Habitat Dioramas in natural history museums are a unique example of art in the service of science. They are art installations intended to create an illusion of the physical world to evoke a wonder of and a communion with nature.
As an art form they have their origins with the theatrical cycloramas, panoramas and dioramas of the 19th century. Their appearance in natural history museums coincides with the great environmental calamities and species extinctions of that same period and were, at the American Museum of Natural History in New York City, the chosen medium to urge for laws and regulations to protect vanishing wildlife and threatened natural resources. They were powerful tools that proceeded the advent of sophisticated wildlife photography, motion pictures, television and computer technologies and can be considered an early form of virtual reality intended to nurture environmental awareness and concern.
When they depict actual locations, as many do at the American Museum of Natural History, they have great relevance to us today as they serve as a record of the environment at a specific site at a moment in time. Each site can be revisited today using the diorama and the scene depicted in it’s background painting to document the habitat change that has occurred over the years since the dioramas creation. In some cases the dioramas demonstrate great conservation success stories where regions depicted have become national parks or wildlife preserves. Some of these successes are the result of being displayed as a subject in these dioramas. Others serve as a record of a region before we, as a species destroyed it, whether that be by transforming the landscape through farming or development or by eliminating the species of wildlife that serves as the dioramas central focus. Both of these scenarios tell critically important stories from which we must learn for the future.
The artists who worked to create these exhibits immersed themselves in the science and details of the natural world depicted in each scene, so much so that they themselves became great naturalists and experts in their subject matter. They often fabricated a small-scale model of the finished diorama on location to provide direction for the artist team and define their goals during the expedition. The background paintings are based on plein air sketches done at each site as well as thorough photographic documentation. This data is then brought back to the museum and utilized in the creation of a larger life-sized curved background mural, which utilizes mathematical calculations and a transfer grid to assure an undistorted view of nature on the curved canvas. The mounted specimens are exact replicas of individual animals collected as scientific specimens at the location and carefully measured and documented with photographs, paintings, and plaster masks to provide reference for the final sculpture of each animal over which the hide of that specific specimen would be mounted. All of the three dimensional objects appearing in the foreground of the diorama, other that the animal specimens, must also be documented and collected. Soil, rocks, grasses, and references for the recreation of all plant-life and trees found in the scene must brought back to the museum for the recreation of the terrain and all the leaves and flowers required.
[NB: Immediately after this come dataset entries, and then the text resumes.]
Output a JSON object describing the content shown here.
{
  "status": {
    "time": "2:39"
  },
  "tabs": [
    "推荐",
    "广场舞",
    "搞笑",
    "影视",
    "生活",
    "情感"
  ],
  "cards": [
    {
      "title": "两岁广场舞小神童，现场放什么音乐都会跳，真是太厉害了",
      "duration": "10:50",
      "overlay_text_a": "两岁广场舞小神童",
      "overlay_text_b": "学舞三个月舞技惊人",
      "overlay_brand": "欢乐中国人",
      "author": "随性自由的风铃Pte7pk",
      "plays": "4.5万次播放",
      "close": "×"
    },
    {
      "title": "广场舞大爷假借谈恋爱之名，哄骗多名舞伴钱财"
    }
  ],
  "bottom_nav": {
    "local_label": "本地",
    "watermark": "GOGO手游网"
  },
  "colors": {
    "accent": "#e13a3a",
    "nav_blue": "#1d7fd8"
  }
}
Each diorama depicts a scientifically accurate ecosystem at a moment during a specific year, month and time of day.
Considering this remarkable dedication on the part of museum artists to be faithful and true to nature in their work , it is no surprise that Brian’s character Ben is “Wonderstruck” at an early age by his encounter with the wolf diorama when he first sees it at museum and that memory and wonder stays with him and aids him in discovering who his father was and his dedication to recreating nature for the wonder and appreciation of others.
Naturalist and artist Stephen C. Quinn joined the staff of the American Museum of Natural History in 1974. His first assignment was as a foreground artist for the Wood Stork diorama in the Hall of North American Birds. In his current capacity as Senior Project Manager for Exhibitions at the museum, he oversees all aspects of new diorama creation—including field expeditions, exhibit fabrication, and installation—as well as diorama conservation and restoration. Mr. Quinn provided the illustrations for the 1994 book What Color is That Dinosaur? by Lowell Dingus, and was co-author of Inside the Dzanga-Sangha Rain Forest (1998) and author of Windows on Nature: The Great Habitat Dioramas of the American Museum of Natural History (2006).